Thursday, September 20, 2012
Ever have one of those days where you just realize you've chosen the right path? Today proved that kind of day for me, and what a great feeling, too. My seventh year at Holmes has not gotten off to such a hot start, not because I hate my job or anything, but because I've had to endure so many changes at once, from a friend retiring to a four day school week to teaching both eight AND sixteen week courses to learning a new software writing program that, quite frankly, stinks. About two weeks ago, at about the time I spent two hours of my precious office time working through some software kinks and chewing out the company's tech support, I made a decision. I would no longer let any of this get me down. Sure, by the time I get home these days I would like to worry less about getting supper on the table and just pass out instead, but I had to find a way to roll with the punches or lose my sanity completely. Therefore, I took the ol' take-it-one-day-at-a-time approach. It has been no easy feat for sure. I still stress out on a daily basis, but today, I realized that it didn't matter what problems I had with work because I realized that I really am in the right place! This semester, I teach an eight week Beginning English class. This course is for students who couldn't score high enough on the ACT to go into Comp. 1, so they take two semesters of Pre-Core English to finally get to the point where they can take the college level class. In short, the average ACT English subscore probably averages out to about a single digit. While I can't promise these students will be the next Pulitzer Prize recipients, I can pretty much guarantee some proficiency when they leave my class. Working with this clientele isn't easy, and it isn't for anybody. Some days, I walk into a very hostile environment, and other days they don't complain; they don't take notes, but they don't piss me off either. Every day, though, they just want me to care about them whether they realize it or not. This semester, I've had the "pleasure" of teaching two young men who, quite frankly, have made me want to rip my own face off since week one. They do just enough that I can't kick them out, but talk about a couple of jerks.
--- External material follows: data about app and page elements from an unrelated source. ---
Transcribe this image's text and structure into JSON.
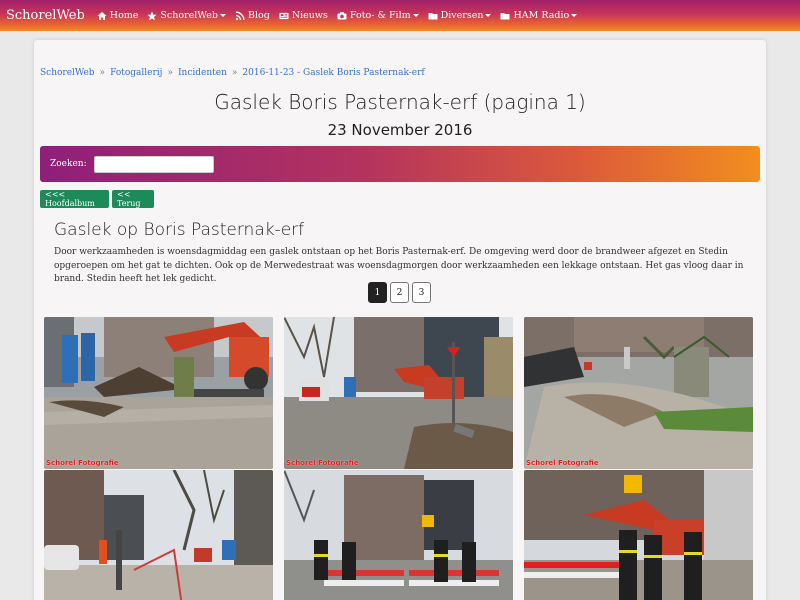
{
  "navbar": {
    "brand": "SchorelWeb",
    "items": [
      {
        "label": "Home",
        "icon": "home-icon",
        "dropdown": false
      },
      {
        "label": "SchorelWeb",
        "icon": "star-icon",
        "dropdown": true
      },
      {
        "label": "Blog",
        "icon": "rss-icon",
        "dropdown": false
      },
      {
        "label": "Nieuws",
        "icon": "newspaper-icon",
        "dropdown": false
      },
      {
        "label": "Foto- & Film",
        "icon": "camera-icon",
        "dropdown": true
      },
      {
        "label": "Diversen",
        "icon": "folder-icon",
        "dropdown": true
      },
      {
        "label": "HAM Radio",
        "icon": "folder-icon",
        "dropdown": true
      }
    ]
  },
  "breadcrumb": [
    "SchorelWeb",
    "Fotogallerij",
    "Incidenten",
    "2016-11-23 - Gaslek Boris Pasternak-erf"
  ],
  "breadcrumb_separator": "»",
  "page": {
    "title": "Gaslek Boris Pasternak-erf (pagina 1)",
    "date": "23 November 2016"
  },
  "search": {
    "label": "Zoeken:",
    "value": ""
  },
  "buttons": {
    "main_album": "<<< Hoofdalbum",
    "back": "<< Terug"
  },
  "album": {
    "title": "Gaslek op Boris Pasternak-erf",
    "description": "Door werkzaamheden is woensdagmiddag een gaslek ontstaan op het Boris Pasternak-erf. De omgeving werd door de brandweer afgezet en Stedin opgeroepen om het gat te dichten. Ook op de Merwedestraat was woensdagmorgen door werkzaamheden een lekkage ontstaan. Het gas vloog daar in brand. Stedin heeft het lek gedicht."
  },
  "pagination": {
    "pages": [
      "1",
      "2",
      "3"
    ],
    "active": "1"
  },
  "photos": [
    {
      "alt": "excavator-site-photo",
      "watermark": "Schorel Fotografie"
    },
    {
      "alt": "excavator-street-photo",
      "watermark": "Schorel Fotografie"
    },
    {
      "alt": "dug-up-garden-photo",
      "watermark": "Schorel Fotografie"
    },
    {
      "alt": "street-cordon-photo",
      "watermark": ""
    },
    {
      "alt": "firefighters-barrier-photo",
      "watermark": ""
    },
    {
      "alt": "firefighters-excavator-photo",
      "watermark": ""
    }
  ],
  "colors": {
    "nav_start": "#a0206a",
    "nav_end": "#f28a26",
    "button_green": "#1d8a5a",
    "link": "#3a6fd1"
  }
}
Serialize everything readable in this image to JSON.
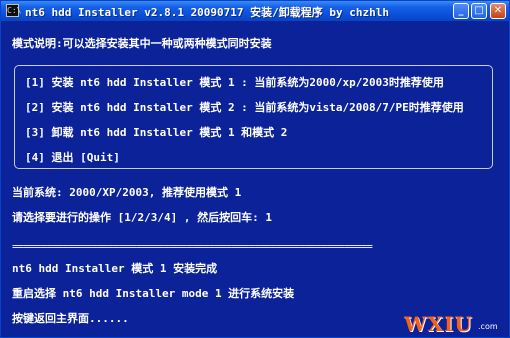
{
  "window": {
    "title": "nt6 hdd Installer v2.8.1 20090717 安装/卸载程序 by chzhlh",
    "sys_icon": "C:\\",
    "buttons": {
      "minimize": "_",
      "maximize": "□",
      "close": "✕"
    }
  },
  "console": {
    "mode_desc": "模式说明:可以选择安装其中一种或两种模式同时安装",
    "menu_items": [
      "[1] 安装 nt6 hdd Installer 模式 1 : 当前系统为2000/xp/2003时推荐使用",
      "[2] 安装 nt6 hdd Installer 模式 2 : 当前系统为vista/2008/7/PE时推荐使用",
      "[3] 卸载 nt6 hdd Installer 模式 1 和模式 2",
      "[4] 退出 [Quit]"
    ],
    "current_system": "当前系统: 2000/XP/2003, 推荐使用模式 1",
    "prompt": "请选择要进行的操作 [1/2/3/4] , 然后按回车: 1",
    "divider": "================================================================",
    "result": "nt6 hdd Installer 模式 1 安装完成",
    "restart_msg": "重启选择 nt6 hdd Installer mode 1 进行系统安装",
    "back_msg": "按键返回主界面......"
  },
  "watermark": {
    "text": "WXIU",
    "sub": ".com"
  },
  "colors": {
    "console_bg": "#0b2298",
    "text": "#ffffff",
    "titlebar": "#0a4fd7",
    "watermark": "#f2611a"
  },
  "icons": [
    "console-icon",
    "minimize-icon",
    "maximize-icon",
    "close-icon"
  ]
}
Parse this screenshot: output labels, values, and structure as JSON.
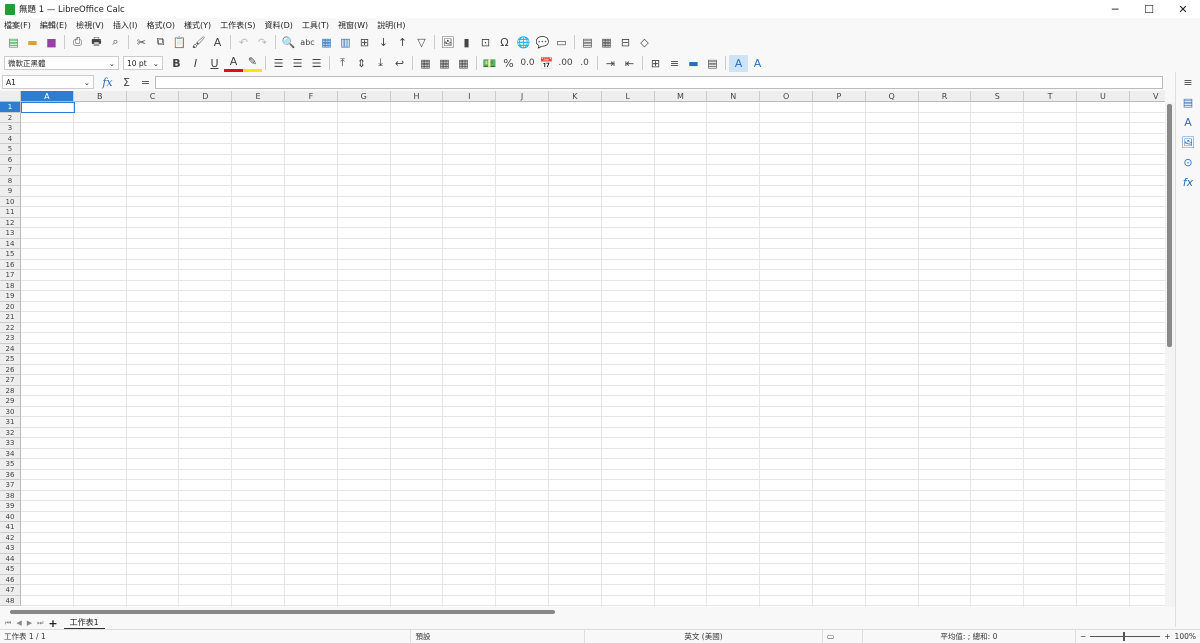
{
  "window": {
    "title": "無題 1 — LibreOffice Calc",
    "minimize": "─",
    "maximize": "☐",
    "close": "✕"
  },
  "menu": [
    "檔案(F)",
    "編輯(E)",
    "檢視(V)",
    "插入(I)",
    "格式(O)",
    "樣式(Y)",
    "工作表(S)",
    "資料(D)",
    "工具(T)",
    "視窗(W)",
    "說明(H)"
  ],
  "toolbar": {
    "font_name": "微軟正黑體",
    "font_size": "10 pt",
    "bold": "B",
    "italic": "I",
    "underline": "U",
    "font_color": "#d11",
    "highlight_color": "#ffe600"
  },
  "formula": {
    "name_box": "A1",
    "fx": "fx",
    "sum": "Σ",
    "equals": "=",
    "value": ""
  },
  "columns": [
    "A",
    "B",
    "C",
    "D",
    "E",
    "F",
    "G",
    "H",
    "I",
    "J",
    "K",
    "L",
    "M",
    "N",
    "O",
    "P",
    "Q",
    "R",
    "S",
    "T",
    "U",
    "V"
  ],
  "row_count": 48,
  "active_cell": "A1",
  "sheets": {
    "add": "+",
    "tabs": [
      "工作表1"
    ]
  },
  "status": {
    "sheet": "工作表 1 / 1",
    "style": "預設",
    "language": "英文 (美國)",
    "summary": "平均值: ; 總和: 0",
    "zoom": "100%",
    "zoom_minus": "−",
    "zoom_plus": "+"
  }
}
Anyway, this morning, to get the students ready for their next test, I would randomly pose questions throughout today's lesson and throw pencils at the students who answered the questions correctly. This seemed to awaken my two fellas, as they pretty much dominated that game. Of course, I ran out of pencils but wanted to keep the momentum going so I just started throwing random pieces of chalk and Post-It note papers at them, which thrilled them just as well. Anyway, I don't understand why such a thing changed their tunes, but it sure did prompt one of them to stay after class, look me dead in the eye, and apologize for his behavior over the last couple of weeks. It seriously brought tears to my eyes, so I had to quickly kick him out before he could see. Right after that class, I met my British Lit. class. This group consists of several with ACT scores in the high twenties and low thirties. (And since I meet this group immediately after Beginning English, it takes me a few minutes to regroup.) For the most part, they are a very bright group of individuals--a little lazy at times, but it doesn't take them long to figure out that Mrs. Brown doesn't play that game. Anyway, I found out yesterday that we get to go on a field trip in a couple of weeks! We will sojourn to Memphis for the Tennessee Shakespeare Company's production of The Complete Works of Shakespeare, Abridged. Now, I was excited when the opportunity presented itself this week, but I wasn't sure if my students would get into the idea. However, every single one wants to go, even though we're leaving at seven in the morning. (Of course, they want to get out of school for a day, but they really did seem excited about the play.) Then after discussing the field trip, they pretty much kicked ass on their Middle English translation project, and I think they are looking forward to starting Chaucer next week. So it occurred to me that even though my stress levels have gone through the roof a time or two this semester, I'm proud to have a career as rewarding as what I have. God has looked after me all these years and put me where he needs me, even though I fought tooth and nail while in college to not teach. I guess what I realized today is that even though I go through some hard times at work, at least I feel at home. My band director from Ole Miss used to tell us every day in practice, "You motivate me." I can still see his tall lanky self standing over all three hundred of us in that treehouse of a band tower with his hands clasped together taking just a few seconds out of our otherwise busy agenda to tell us that (along with "Bringaponchobringaponchobringaponcho"). Took long enough, but I finally get it.